"Once taken up by the roots, metal ions are loaded into the xylem and transported to the shoots as complexes with various chelators. Organic acids, especially citrate, are the major chelators for Fe and Ni in the xylem...Metal ions are also translocated from source to sink tissue via phloem. Therefore, phloem sap contains metals arising from source tissue, like Fe, Cu, Zn, and Mn." (Manara 2012:34).

"The P-type ATPases reclassified as HMAs (see above) function not only as efflux pumps to remove metal ions from the cell, but also as internal transporters to load Cd and Zn metals into the xylem from the surrounding tissues." (Manara 2012:35).

"If the toxic metal concentration exceeds a certain threshold inside the cells, an active metabolic process contributes to the production of chelating compounds. Specific peptides such as PCs and MTs are used to chelate metals in the cytosol and to sequester them in specific subcellular compartments. A large number of small molecules are also involved in metal chelation inside the cells, including organic acids, amino acids, and phosphate derivatives." (Manara 2012:36).

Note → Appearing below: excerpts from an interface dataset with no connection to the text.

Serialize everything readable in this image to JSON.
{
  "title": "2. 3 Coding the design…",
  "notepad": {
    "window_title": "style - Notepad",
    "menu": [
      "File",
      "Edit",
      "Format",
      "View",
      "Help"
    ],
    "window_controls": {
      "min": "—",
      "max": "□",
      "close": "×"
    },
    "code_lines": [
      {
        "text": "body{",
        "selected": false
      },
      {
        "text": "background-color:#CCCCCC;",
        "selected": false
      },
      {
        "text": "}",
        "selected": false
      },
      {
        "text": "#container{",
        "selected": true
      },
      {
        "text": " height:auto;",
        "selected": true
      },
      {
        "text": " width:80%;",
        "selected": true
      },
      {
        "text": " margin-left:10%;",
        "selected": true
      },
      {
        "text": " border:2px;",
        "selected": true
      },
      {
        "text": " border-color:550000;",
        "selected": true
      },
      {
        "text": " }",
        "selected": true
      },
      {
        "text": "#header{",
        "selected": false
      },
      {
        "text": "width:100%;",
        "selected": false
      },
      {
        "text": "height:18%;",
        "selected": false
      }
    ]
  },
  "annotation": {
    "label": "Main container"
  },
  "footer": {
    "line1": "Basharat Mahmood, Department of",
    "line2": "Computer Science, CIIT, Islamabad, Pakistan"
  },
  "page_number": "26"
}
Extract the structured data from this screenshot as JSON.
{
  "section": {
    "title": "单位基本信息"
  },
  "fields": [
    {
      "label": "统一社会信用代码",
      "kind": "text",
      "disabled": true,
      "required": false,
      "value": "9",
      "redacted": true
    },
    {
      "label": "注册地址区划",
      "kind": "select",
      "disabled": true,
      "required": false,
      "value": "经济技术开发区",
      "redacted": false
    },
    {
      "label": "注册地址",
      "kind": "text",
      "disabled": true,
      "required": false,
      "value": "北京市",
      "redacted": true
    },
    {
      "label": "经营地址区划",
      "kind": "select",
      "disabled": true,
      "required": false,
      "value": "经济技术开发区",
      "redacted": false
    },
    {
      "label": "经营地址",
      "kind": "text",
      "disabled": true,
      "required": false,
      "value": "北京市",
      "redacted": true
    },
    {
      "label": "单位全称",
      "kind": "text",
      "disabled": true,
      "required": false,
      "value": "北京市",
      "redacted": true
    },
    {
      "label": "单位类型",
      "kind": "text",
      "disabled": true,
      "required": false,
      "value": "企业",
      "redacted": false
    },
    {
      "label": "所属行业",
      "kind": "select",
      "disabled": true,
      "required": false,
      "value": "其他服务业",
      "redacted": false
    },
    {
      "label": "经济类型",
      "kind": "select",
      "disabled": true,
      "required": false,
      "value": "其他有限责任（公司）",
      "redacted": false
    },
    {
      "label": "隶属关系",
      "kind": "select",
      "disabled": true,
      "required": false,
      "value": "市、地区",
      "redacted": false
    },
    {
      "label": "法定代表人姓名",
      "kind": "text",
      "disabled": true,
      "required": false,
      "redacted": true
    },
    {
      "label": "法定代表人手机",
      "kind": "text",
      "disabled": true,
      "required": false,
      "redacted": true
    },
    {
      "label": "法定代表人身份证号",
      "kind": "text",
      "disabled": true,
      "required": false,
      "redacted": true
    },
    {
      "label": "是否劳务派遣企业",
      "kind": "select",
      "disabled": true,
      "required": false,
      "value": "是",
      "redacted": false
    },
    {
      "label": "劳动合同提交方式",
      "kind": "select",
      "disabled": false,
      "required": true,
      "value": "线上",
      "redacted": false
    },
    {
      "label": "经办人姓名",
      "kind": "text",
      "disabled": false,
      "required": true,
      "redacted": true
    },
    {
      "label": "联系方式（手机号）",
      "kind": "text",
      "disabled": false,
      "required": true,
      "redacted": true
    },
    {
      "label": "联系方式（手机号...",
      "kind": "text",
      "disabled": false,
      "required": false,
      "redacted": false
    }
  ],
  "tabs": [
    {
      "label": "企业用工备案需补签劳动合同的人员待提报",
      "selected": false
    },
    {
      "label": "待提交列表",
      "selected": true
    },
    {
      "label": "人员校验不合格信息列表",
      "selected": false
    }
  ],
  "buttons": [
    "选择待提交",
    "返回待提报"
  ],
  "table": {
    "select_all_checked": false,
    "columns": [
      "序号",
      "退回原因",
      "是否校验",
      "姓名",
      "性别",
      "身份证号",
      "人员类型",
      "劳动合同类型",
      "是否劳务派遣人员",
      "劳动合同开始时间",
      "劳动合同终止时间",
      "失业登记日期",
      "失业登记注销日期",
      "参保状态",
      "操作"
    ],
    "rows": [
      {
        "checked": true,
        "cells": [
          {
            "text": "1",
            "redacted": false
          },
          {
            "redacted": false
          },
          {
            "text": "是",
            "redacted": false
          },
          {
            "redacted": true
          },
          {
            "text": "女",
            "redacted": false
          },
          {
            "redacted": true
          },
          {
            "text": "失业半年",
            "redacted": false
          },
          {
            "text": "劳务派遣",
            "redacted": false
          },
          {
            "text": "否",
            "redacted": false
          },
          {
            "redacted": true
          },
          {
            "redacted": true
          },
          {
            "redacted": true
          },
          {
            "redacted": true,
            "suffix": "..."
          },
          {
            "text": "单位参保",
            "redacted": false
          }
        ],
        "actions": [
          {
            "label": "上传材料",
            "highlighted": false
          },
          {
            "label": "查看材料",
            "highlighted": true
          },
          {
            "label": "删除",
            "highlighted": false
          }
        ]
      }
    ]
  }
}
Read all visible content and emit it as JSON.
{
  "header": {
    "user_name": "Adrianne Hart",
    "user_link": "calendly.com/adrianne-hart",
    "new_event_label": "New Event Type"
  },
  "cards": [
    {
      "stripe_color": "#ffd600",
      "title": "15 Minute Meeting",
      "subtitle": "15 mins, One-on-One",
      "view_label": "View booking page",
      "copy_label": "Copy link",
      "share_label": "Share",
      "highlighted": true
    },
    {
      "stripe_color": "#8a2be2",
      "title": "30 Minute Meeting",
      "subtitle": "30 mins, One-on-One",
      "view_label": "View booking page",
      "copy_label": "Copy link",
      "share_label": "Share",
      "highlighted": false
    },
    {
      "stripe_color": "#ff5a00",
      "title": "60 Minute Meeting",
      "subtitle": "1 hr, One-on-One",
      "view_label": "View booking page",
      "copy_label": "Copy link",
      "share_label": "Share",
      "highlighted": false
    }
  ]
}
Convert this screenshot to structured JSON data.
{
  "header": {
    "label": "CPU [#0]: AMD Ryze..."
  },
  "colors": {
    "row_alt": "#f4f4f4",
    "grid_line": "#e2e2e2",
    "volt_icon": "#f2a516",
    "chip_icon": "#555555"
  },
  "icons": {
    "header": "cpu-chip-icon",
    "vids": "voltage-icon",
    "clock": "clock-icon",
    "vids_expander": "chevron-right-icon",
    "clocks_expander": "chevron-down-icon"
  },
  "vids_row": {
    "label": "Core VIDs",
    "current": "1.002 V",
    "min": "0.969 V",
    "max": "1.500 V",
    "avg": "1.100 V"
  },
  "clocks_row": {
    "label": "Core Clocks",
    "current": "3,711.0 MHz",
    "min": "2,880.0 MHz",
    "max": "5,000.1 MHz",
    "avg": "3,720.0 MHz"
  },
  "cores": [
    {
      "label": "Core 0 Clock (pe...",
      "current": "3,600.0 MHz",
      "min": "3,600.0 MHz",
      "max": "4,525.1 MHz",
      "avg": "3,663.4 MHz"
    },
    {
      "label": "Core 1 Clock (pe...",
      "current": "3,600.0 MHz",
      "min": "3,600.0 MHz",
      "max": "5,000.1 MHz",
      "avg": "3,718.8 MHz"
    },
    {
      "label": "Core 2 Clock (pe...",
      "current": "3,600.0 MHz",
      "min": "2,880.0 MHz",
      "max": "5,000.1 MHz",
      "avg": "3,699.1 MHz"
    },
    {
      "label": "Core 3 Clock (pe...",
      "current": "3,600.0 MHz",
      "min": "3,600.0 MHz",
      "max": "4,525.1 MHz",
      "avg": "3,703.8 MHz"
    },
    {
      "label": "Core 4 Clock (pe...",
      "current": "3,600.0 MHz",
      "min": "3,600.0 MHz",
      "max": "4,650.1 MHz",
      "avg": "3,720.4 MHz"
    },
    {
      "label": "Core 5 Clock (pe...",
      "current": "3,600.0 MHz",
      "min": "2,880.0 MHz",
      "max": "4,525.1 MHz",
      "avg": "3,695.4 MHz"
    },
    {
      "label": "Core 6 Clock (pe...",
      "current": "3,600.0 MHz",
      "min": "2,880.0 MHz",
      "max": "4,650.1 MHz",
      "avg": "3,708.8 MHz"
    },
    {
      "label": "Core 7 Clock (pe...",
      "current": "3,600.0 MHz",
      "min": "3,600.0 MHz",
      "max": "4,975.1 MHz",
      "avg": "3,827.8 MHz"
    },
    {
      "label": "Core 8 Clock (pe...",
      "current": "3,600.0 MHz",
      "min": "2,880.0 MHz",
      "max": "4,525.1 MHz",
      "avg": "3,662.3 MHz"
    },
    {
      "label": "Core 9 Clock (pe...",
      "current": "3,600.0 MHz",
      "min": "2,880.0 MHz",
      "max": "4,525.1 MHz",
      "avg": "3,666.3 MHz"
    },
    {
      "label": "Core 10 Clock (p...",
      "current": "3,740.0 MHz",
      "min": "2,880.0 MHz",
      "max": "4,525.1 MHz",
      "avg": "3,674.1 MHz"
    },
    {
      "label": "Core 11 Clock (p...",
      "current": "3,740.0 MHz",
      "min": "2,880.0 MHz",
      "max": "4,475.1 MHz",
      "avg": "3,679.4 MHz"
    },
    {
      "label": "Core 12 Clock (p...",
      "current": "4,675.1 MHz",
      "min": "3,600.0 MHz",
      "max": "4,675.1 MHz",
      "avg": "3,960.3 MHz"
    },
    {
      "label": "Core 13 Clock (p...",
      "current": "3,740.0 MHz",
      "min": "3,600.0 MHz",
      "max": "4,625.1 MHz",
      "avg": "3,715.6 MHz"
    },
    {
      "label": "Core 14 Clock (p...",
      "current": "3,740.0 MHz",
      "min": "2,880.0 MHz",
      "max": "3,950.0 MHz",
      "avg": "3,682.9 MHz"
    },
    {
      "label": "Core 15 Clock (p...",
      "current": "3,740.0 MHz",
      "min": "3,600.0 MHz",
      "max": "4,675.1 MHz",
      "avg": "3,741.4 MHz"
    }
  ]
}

"If the intracellular concentration of metal ions saturates the defense mechanisms discussed above then the plant will begin to suffer oxidative stress caused by the production of ROS and the inhibition of metal-dependent antioxidant enzymes. Under these circumstances, plants activate their antioxidant responses, including the induction of enzymes such as CAT and SOD and the production of non-enzymatic free radical scavengers." (Manara 2012:43).

Book section
Plant Responses to Heavy Metal Toxicity

Thale CressArabidopsis thalianaSpecies